SLO County OKs medical marijuana dispensaries
February 05, 2007
Sarah Arnquist, The Tribune (San Luis Obispo)
The Board of Supervisors gave its final approval Tuesday to allow medical marijuana dispensaries in the county’s unincorporated inland areas.
Dispensaries cannot be in a downtown business area or within 1,000 feet of any school, library, playground, park or youth recreation area under the ordinance that takes effect in 30 days.
The dispensaries must get a special business license to sell marijuana to qualified identification-card holders who receive prescriptions from their physicians.
They must also follow specific safety and security provisions, and cannot cultivate marijuana on the premises. All employees must be 21 or older.
Coastal zones of the county are excluded from this ordinance pending approval from the state Coastal Commission, which has the final say on land-use laws in those areas.
The board vote was 3-1, with Chairman Jerry Lenthall dissenting and Supervisor Harry Ovitt absent.
"The people do not want medical marijuana dispensaries in the district I represent," Lenthall said. His district includes most of San Luis Obispo and the coast from Avila Beach to Grover Beach.
Supervisor Jim Patterson supported the ordinance, saying it addresses the public’s safety concerns while providing access to medical marijuana patients who need it.
"I think we’ve factored in ample public participation," he said.
San Luis Obispo County has one marijuana dispensary now operating in Morro Bay.
The county began a medical marijuana identification card program in January, becoming the 21st county in California to do so.
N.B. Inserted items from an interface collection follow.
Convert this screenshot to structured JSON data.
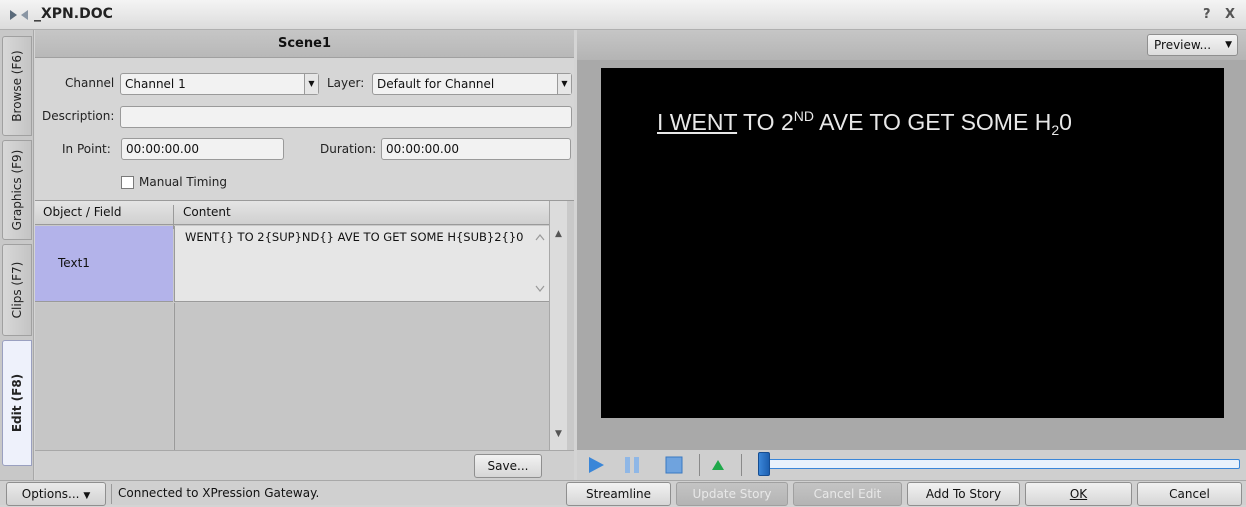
{
  "window": {
    "title": "_XPN.DOC",
    "help": "?",
    "close": "X"
  },
  "side_tabs": [
    {
      "label": "Browse (F6)"
    },
    {
      "label": "Graphics (F9)"
    },
    {
      "label": "Clips (F7)"
    },
    {
      "label": "Edit (F8)"
    }
  ],
  "scene": {
    "title": "Scene1",
    "channel_label": "Channel",
    "channel_value": "Channel 1",
    "layer_label": "Layer:",
    "layer_value": "Default for Channel",
    "description_label": "Description:",
    "description_value": "",
    "in_point_label": "In Point:",
    "in_point_value": "00:00:00.00",
    "duration_label": "Duration:",
    "duration_value": "00:00:00.00",
    "manual_timing_label": "Manual Timing",
    "manual_timing_checked": false
  },
  "grid": {
    "headers": [
      "Object / Field",
      "Content"
    ],
    "rows": [
      {
        "name": "Text1",
        "content": "WENT{} TO 2{SUP}ND{} AVE TO GET SOME H{SUB}2{}0"
      }
    ]
  },
  "left_bottom": {
    "save_label": "Save..."
  },
  "preview": {
    "button_label": "Preview...",
    "render": {
      "underlined": "I WENT",
      "part1": " TO 2",
      "sup": "ND",
      "part2": " AVE TO GET SOME H",
      "sub": "2",
      "part3": "0"
    }
  },
  "transport": {
    "position": 0.0
  },
  "status": {
    "options_label": "Options...",
    "message": "Connected to XPression Gateway."
  },
  "footer_buttons": {
    "streamline": "Streamline",
    "update_story": "Update Story",
    "cancel_edit": "Cancel Edit",
    "add_to_story": "Add To Story",
    "ok": "OK",
    "cancel": "Cancel"
  },
  "colors": {
    "selected_row": "#b3b3ea",
    "accent_blue": "#3a86d8",
    "play_green": "#1fa84a"
  }
}
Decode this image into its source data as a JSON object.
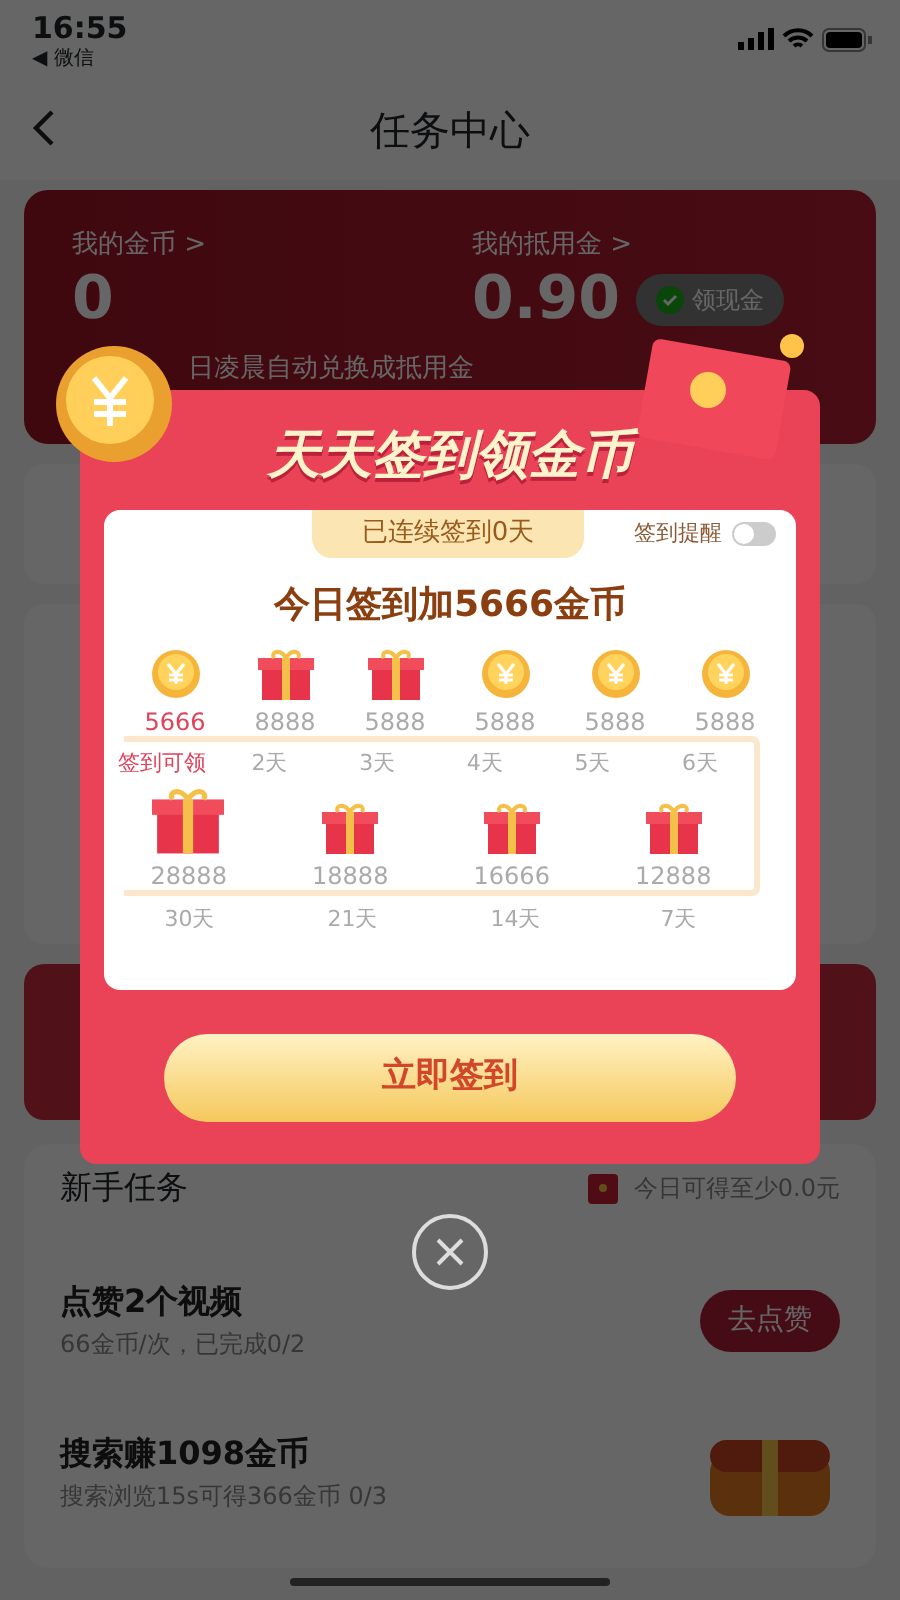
{
  "status_bar": {
    "time": "16:55",
    "back_app": "◀ 微信"
  },
  "nav": {
    "title": "任务中心"
  },
  "wallet": {
    "coins_label": "我的金币 >",
    "coins": "0",
    "voucher_label": "我的抵用金 >",
    "voucher": "0.90",
    "cash_button": "领现金",
    "note": "日凌晨自动兑换成抵用金"
  },
  "newbie_tasks": {
    "title": "新手任务",
    "summary": "今日可得至少0.0元",
    "tasks": [
      {
        "kind": "button",
        "title": "点赞2个视频",
        "detail": "66金币/次，已完成0/2",
        "action": "去点赞"
      },
      {
        "kind": "chest",
        "title": "搜索赚1098金币",
        "detail": "搜索浏览15s可得366金币 0/3"
      }
    ]
  },
  "signin_dialog": {
    "title": "天天签到领金币",
    "streak": "已连续签到0天",
    "reminder_label": "签到提醒",
    "reminder_on": false,
    "headline": "今日签到加5666金币",
    "week": [
      {
        "kind": "coin",
        "amount": "5666",
        "day": "签到可领",
        "selected": true
      },
      {
        "kind": "gift",
        "amount": "8888",
        "day": "2天",
        "selected": false
      },
      {
        "kind": "gift",
        "amount": "5888",
        "day": "3天",
        "selected": false
      },
      {
        "kind": "coin",
        "amount": "5888",
        "day": "4天",
        "selected": false
      },
      {
        "kind": "coin",
        "amount": "5888",
        "day": "5天",
        "selected": false
      },
      {
        "kind": "coin",
        "amount": "5888",
        "day": "6天",
        "selected": false
      }
    ],
    "milestones": [
      {
        "kind": "big_gift",
        "amount": "28888",
        "day": "30天"
      },
      {
        "kind": "gift",
        "amount": "18888",
        "day": "21天"
      },
      {
        "kind": "gift",
        "amount": "16666",
        "day": "14天"
      },
      {
        "kind": "gift",
        "amount": "12888",
        "day": "7天"
      }
    ],
    "button": "立即签到"
  }
}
A 2003 state law requires counties to issue cards to qualified medical marijuana patients and their primary caregivers. Those names then go into an online registry that law enforcement officers can use to verify an ID card’s validity.
Before approving the program last summer, supervisors discussed at length the discrepancies between state and federal law regarding marijuana use. Federal law forbids all use or sale of marijuana.
In 1996, California voters approved Proposition 215 — also known as the Compassionate Use Act — legalizing marijuana for medical use.